== Exercise data ==
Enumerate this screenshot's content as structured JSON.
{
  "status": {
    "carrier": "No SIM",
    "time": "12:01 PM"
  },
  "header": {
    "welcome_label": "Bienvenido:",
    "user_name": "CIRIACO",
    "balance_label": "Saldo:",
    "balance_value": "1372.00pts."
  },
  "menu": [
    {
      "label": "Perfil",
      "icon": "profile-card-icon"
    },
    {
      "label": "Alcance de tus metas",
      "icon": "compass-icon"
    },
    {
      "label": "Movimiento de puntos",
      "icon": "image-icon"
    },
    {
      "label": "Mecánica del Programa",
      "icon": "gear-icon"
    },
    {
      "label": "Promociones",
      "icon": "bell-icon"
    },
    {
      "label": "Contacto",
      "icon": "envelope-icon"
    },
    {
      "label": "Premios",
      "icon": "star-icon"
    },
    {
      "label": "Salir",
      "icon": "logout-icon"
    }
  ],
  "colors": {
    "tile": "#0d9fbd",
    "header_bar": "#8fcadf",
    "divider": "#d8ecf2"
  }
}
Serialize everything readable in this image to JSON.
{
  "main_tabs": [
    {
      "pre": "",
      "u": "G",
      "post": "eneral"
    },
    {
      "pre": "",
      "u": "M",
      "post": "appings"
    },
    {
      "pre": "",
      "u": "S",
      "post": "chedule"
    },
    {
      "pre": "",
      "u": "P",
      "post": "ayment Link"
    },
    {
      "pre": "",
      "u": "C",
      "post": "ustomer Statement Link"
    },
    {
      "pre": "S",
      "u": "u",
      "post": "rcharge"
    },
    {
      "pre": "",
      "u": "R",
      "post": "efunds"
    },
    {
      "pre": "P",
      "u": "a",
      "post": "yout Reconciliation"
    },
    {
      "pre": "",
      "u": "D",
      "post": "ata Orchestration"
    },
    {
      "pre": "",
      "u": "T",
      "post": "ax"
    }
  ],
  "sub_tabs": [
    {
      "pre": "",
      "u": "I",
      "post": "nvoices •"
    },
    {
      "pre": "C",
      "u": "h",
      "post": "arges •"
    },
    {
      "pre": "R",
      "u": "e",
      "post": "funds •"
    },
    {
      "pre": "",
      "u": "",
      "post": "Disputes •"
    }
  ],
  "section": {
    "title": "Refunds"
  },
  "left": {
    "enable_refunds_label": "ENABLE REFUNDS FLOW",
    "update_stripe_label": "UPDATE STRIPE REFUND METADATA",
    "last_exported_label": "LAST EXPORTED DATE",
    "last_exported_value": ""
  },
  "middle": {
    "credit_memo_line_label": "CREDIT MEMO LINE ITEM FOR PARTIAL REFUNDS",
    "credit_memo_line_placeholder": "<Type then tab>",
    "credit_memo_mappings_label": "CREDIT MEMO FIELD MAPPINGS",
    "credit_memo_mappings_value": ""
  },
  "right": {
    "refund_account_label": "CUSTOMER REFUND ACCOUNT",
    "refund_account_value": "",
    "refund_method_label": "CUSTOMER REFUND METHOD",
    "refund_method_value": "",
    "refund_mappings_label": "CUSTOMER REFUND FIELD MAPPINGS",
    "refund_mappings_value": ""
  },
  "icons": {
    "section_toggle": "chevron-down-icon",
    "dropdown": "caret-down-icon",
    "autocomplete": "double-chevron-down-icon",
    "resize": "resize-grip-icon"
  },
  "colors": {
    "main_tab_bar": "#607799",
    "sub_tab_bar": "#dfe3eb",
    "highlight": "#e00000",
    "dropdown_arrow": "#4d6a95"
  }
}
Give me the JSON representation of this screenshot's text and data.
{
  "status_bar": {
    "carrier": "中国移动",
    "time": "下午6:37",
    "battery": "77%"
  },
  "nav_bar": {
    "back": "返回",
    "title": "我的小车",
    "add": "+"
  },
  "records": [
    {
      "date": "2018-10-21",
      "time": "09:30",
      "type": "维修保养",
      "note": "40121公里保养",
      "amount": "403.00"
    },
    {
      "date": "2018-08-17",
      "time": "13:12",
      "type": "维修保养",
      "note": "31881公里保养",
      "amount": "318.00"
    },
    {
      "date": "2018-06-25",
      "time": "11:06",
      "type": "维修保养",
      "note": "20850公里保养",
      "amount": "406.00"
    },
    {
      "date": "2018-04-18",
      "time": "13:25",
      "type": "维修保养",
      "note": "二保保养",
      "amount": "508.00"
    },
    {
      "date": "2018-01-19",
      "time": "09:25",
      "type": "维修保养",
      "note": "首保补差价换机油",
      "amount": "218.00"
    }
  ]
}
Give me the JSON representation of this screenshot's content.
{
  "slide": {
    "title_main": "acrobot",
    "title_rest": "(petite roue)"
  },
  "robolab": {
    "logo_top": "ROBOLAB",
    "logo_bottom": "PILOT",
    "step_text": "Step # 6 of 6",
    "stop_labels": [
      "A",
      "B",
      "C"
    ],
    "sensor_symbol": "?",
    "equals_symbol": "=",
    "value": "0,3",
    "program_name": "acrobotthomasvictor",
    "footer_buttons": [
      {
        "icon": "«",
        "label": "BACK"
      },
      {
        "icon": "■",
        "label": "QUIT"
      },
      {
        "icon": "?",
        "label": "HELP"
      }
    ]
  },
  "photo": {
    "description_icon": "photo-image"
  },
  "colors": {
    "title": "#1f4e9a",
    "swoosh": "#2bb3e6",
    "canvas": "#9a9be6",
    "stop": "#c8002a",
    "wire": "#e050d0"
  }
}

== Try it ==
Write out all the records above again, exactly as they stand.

== Result of the task ==
Enumerate this screenshot's content as structured JSON.
{
  "status": {
    "carrier": "No SIM",
    "time": "12:01 PM"
  },
  "header": {
    "welcome_label": "Bienvenido:",
    "user_name": "CIRIACO",
    "balance_label": "Saldo:",
    "balance_value": "1372.00pts."
  },
  "menu": [
    {
      "label": "Perfil",
      "icon": "profile-card-icon"
    },
    {
      "label": "Alcance de tus metas",
      "icon": "compass-icon"
    },
    {
      "label": "Movimiento de puntos",
      "icon": "image-icon"
    },
    {
      "label": "Mecánica del Programa",
      "icon": "gear-icon"
    },
    {
      "label": "Promociones",
      "icon": "bell-icon"
    },
    {
      "label": "Contacto",
      "icon": "envelope-icon"
    },
    {
      "label": "Premios",
      "icon": "star-icon"
    },
    {
      "label": "Salir",
      "icon": "logout-icon"
    }
  ],
  "colors": {
    "tile": "#0d9fbd",
    "header_bar": "#8fcadf",
    "divider": "#d8ecf2"
  }
}
Serialize everything readable in this image to JSON.
{
  "main_tabs": [
    {
      "pre": "",
      "u": "G",
      "post": "eneral"
    },
    {
      "pre": "",
      "u": "M",
      "post": "appings"
    },
    {
      "pre": "",
      "u": "S",
      "post": "chedule"
    },
    {
      "pre": "",
      "u": "P",
      "post": "ayment Link"
    },
    {
      "pre": "",
      "u": "C",
      "post": "ustomer Statement Link"
    },
    {
      "pre": "S",
      "u": "u",
      "post": "rcharge"
    },
    {
      "pre": "",
      "u": "R",
      "post": "efunds"
    },
    {
      "pre": "P",
      "u": "a",
      "post": "yout Reconciliation"
    },
    {
      "pre": "",
      "u": "D",
      "post": "ata Orchestration"
    },
    {
      "pre": "",
      "u": "T",
      "post": "ax"
    }
  ],
  "sub_tabs": [
    {
      "pre": "",
      "u": "I",
      "post": "nvoices •"
    },
    {
      "pre": "C",
      "u": "h",
      "post": "arges •"
    },
    {
      "pre": "R",
      "u": "e",
      "post": "funds •"
    },
    {
      "pre": "",
      "u": "",
      "post": "Disputes •"
    }
  ],
  "section": {
    "title": "Refunds"
  },
  "left": {
    "enable_refunds_label": "ENABLE REFUNDS FLOW",
    "update_stripe_label": "UPDATE STRIPE REFUND METADATA",
    "last_exported_label": "LAST EXPORTED DATE",
    "last_exported_value": ""
  },
  "middle": {
    "credit_memo_line_label": "CREDIT MEMO LINE ITEM FOR PARTIAL REFUNDS",
    "credit_memo_line_placeholder": "<Type then tab>",
    "credit_memo_mappings_label": "CREDIT MEMO FIELD MAPPINGS",
    "credit_memo_mappings_value": ""
  },
  "right": {
    "refund_account_label": "CUSTOMER REFUND ACCOUNT",
    "refund_account_value": "",
    "refund_method_label": "CUSTOMER REFUND METHOD",
    "refund_method_value": "",
    "refund_mappings_label": "CUSTOMER REFUND FIELD MAPPINGS",
    "refund_mappings_value": ""
  },
  "icons": {
    "section_toggle": "chevron-down-icon",
    "dropdown": "caret-down-icon",
    "autocomplete": "double-chevron-down-icon",
    "resize": "resize-grip-icon"
  },
  "colors": {
    "main_tab_bar": "#607799",
    "sub_tab_bar": "#dfe3eb",
    "highlight": "#e00000",
    "dropdown_arrow": "#4d6a95"
  }
}
Give me the JSON representation of this screenshot's text and data.
{
  "status_bar": {
    "carrier": "中国移动",
    "time": "下午6:37",
    "battery": "77%"
  },
  "nav_bar": {
    "back": "返回",
    "title": "我的小车",
    "add": "+"
  },
  "records": [
    {
      "date": "2018-10-21",
      "time": "09:30",
      "type": "维修保养",
      "note": "40121公里保养",
      "amount": "403.00"
    },
    {
      "date": "2018-08-17",
      "time": "13:12",
      "type": "维修保养",
      "note": "31881公里保养",
      "amount": "318.00"
    },
    {
      "date": "2018-06-25",
      "time": "11:06",
      "type": "维修保养",
      "note": "20850公里保养",
      "amount": "406.00"
    },
    {
      "date": "2018-04-18",
      "time": "13:25",
      "type": "维修保养",
      "note": "二保保养",
      "amount": "508.00"
    },
    {
      "date": "2018-01-19",
      "time": "09:25",
      "type": "维修保养",
      "note": "首保补差价换机油",
      "amount": "218.00"
    }
  ]
}
Give me the JSON representation of this screenshot's content.
{
  "slide": {
    "title_main": "acrobot",
    "title_rest": "(petite roue)"
  },
  "robolab": {
    "logo_top": "ROBOLAB",
    "logo_bottom": "PILOT",
    "step_text": "Step # 6 of 6",
    "stop_labels": [
      "A",
      "B",
      "C"
    ],
    "sensor_symbol": "?",
    "equals_symbol": "=",
    "value": "0,3",
    "program_name": "acrobotthomasvictor",
    "footer_buttons": [
      {
        "icon": "«",
        "label": "BACK"
      },
      {
        "icon": "■",
        "label": "QUIT"
      },
      {
        "icon": "?",
        "label": "HELP"
      }
    ]
  },
  "photo": {
    "description_icon": "photo-image"
  },
  "colors": {
    "title": "#1f4e9a",
    "swoosh": "#2bb3e6",
    "canvas": "#9a9be6",
    "stop": "#c8002a",
    "wire": "#e050d0"
  }
}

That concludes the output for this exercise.